"A vineyard," she explained, "is how rich people piss away money while maintaining the vague resemblance of not doing any work."
They were out on the porch, drinking cervezas served in square black bottles, marked with a goat head in a pentagram. She called it a veranda, but where J.J. came from it was just a porch, built around a stone deck on a house that they'd hollowed out of one of God's hills, overlooking a sloping terraced valley of ripening vines in the boiling sun. Every now and again, a shotgun would go off - one of the keepers shooing the birds away from the crop.
In his mind, he called her the Bitch. She was every inch of one too. There was an aggressive ordinariness about her that women did not really achieve until they hit the other side of fifty, practical jeans, blouse, and boots that probably cost more than his truck, but would be fit to wear for a lifetime; she was as timeless as his own grandmother had been, and Abuelita had been a proper ball-buster. The Bitch had snow-white hair that she could afford to keep cropped short and wrinkles she didn't feel the need to hide because she was past using mere sex to get men to pay attention to her - though she was fit enough and sprightly enough a cougar to claim whatever she wanted. Trying not to eye her cleavage as he took a sip of his beer, he admitted to himself that she would not be the one begging him to bed, if it ever came to that.
"The thing about a vineyard, is that it's agricultural labor - which is difficult - and a small business unto itself, which is more difficult still. Lots of people have to work together for things to prosper, for a crop to come in, but in the end one person owns the land, one person makes the bulk of the money, one person is responsible for hiring and firing - and so the livelihoods of all the rest. A very lord-of-the-manor mentality sets in. Quiet feudal."
She took a drink, and J.J. noticed her fingers were free of rings - free even of the pale circles where rings might once have been. He could picture her as a lady in Castille, or perhaps a conquistadora keeping the indios in their place with whip and steel, looking down her pure-bred nose at all the mestizos...
"This is my land," she said, putting the bottle on the table, "and I treat my people well. Doctors for the sick and the hurt, the children go to the schools instead of straight to the fields. Not everyone is so kind.
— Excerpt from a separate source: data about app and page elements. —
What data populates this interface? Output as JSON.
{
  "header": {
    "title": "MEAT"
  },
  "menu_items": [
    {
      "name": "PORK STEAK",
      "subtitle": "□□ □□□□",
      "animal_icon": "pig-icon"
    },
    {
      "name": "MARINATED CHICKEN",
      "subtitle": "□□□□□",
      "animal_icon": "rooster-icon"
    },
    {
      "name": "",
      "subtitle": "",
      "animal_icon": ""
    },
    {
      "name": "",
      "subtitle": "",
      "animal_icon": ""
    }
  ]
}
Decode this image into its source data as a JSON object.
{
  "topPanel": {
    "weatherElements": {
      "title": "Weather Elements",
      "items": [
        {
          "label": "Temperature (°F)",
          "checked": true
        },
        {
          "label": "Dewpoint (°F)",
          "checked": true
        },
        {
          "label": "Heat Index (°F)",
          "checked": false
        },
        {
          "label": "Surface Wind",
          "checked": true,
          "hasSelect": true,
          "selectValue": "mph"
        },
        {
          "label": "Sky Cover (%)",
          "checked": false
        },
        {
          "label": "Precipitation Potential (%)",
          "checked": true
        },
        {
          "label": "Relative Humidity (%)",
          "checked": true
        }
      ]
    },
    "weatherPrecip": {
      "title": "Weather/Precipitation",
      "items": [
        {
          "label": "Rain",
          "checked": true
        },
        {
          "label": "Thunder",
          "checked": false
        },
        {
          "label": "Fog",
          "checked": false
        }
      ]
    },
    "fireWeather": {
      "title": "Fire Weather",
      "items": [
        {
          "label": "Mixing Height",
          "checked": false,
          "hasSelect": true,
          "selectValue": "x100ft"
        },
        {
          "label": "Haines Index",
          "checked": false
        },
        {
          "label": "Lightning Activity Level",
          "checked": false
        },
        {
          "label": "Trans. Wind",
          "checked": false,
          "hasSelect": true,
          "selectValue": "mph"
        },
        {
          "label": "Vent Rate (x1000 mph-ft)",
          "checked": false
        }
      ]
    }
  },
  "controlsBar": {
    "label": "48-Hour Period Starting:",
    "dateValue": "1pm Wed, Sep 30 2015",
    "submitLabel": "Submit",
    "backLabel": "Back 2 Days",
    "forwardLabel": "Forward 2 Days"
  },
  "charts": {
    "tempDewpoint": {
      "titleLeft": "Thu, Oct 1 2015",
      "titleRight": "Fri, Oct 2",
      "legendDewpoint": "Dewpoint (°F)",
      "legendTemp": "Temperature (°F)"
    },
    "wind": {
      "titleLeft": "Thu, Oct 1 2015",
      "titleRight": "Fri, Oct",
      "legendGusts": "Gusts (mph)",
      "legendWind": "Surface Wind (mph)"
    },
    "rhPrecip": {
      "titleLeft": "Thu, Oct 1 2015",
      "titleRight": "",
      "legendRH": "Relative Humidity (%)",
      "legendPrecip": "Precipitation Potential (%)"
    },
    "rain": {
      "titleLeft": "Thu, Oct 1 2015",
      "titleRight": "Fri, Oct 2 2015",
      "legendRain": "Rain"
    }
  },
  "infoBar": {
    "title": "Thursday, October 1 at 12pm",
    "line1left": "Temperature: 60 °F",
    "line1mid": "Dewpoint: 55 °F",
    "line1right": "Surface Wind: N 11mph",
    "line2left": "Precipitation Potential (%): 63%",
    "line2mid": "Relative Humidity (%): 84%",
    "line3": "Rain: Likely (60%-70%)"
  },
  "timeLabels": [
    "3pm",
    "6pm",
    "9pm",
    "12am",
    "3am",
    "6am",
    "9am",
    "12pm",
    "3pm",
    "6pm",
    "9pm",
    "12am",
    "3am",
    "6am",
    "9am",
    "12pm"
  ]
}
Not everyone can afford to be kind."
The Bitch looked west, to the dim blue line of the Pacific, and then north, to the neighboring valley. Even in the shade, drinking a cool beer, the sweat coated J.J.'s upper lip, trickled gently down his ribs. It was time for a siesta. Yet the neighboring valley was busy as a hive of bees, small brown downs flickering up and down.
"Senora," J.J. said, laying his empty bottle on the glass-topped table. "I am sure many of your campesinos appreciate what you do for them. It is much better," he nodded northwards, "than the alternatives."
"If things do not change soon," the Bitch said, as she crossed her legs and leaned onto the table, arching her fingers so the empty bottle hanging between them like the fly awaiting the mercy of a spider, "then there will be no alternatives. As I have said, vineyards are a business - but one for decaying millionaires, not fresh ones - and the attitude can be positively medieval. We have so little left, and when it is threatened, we will fight to protect it...and, for those with more ambition than sense, they will fight to take what is not theirs."
Ah, at last it becomes clear. J.J. did not say; the Bitch was bothered by a Bastard. Fair enough.
"If you..." the Bitch began, but J.J. simply held up a hand, cutting her off.
"No more words," he said, "let us speak in numbers."
She nodded, and pulled a pale blue piece of folded paper from a pocket, and laid it between them. J.J. opened it just enough to read the zeroes, then grunted and nodded his head as he took it and placed it in his own pocket.
"Let us have another drink, senora."
"To the harvest, of course."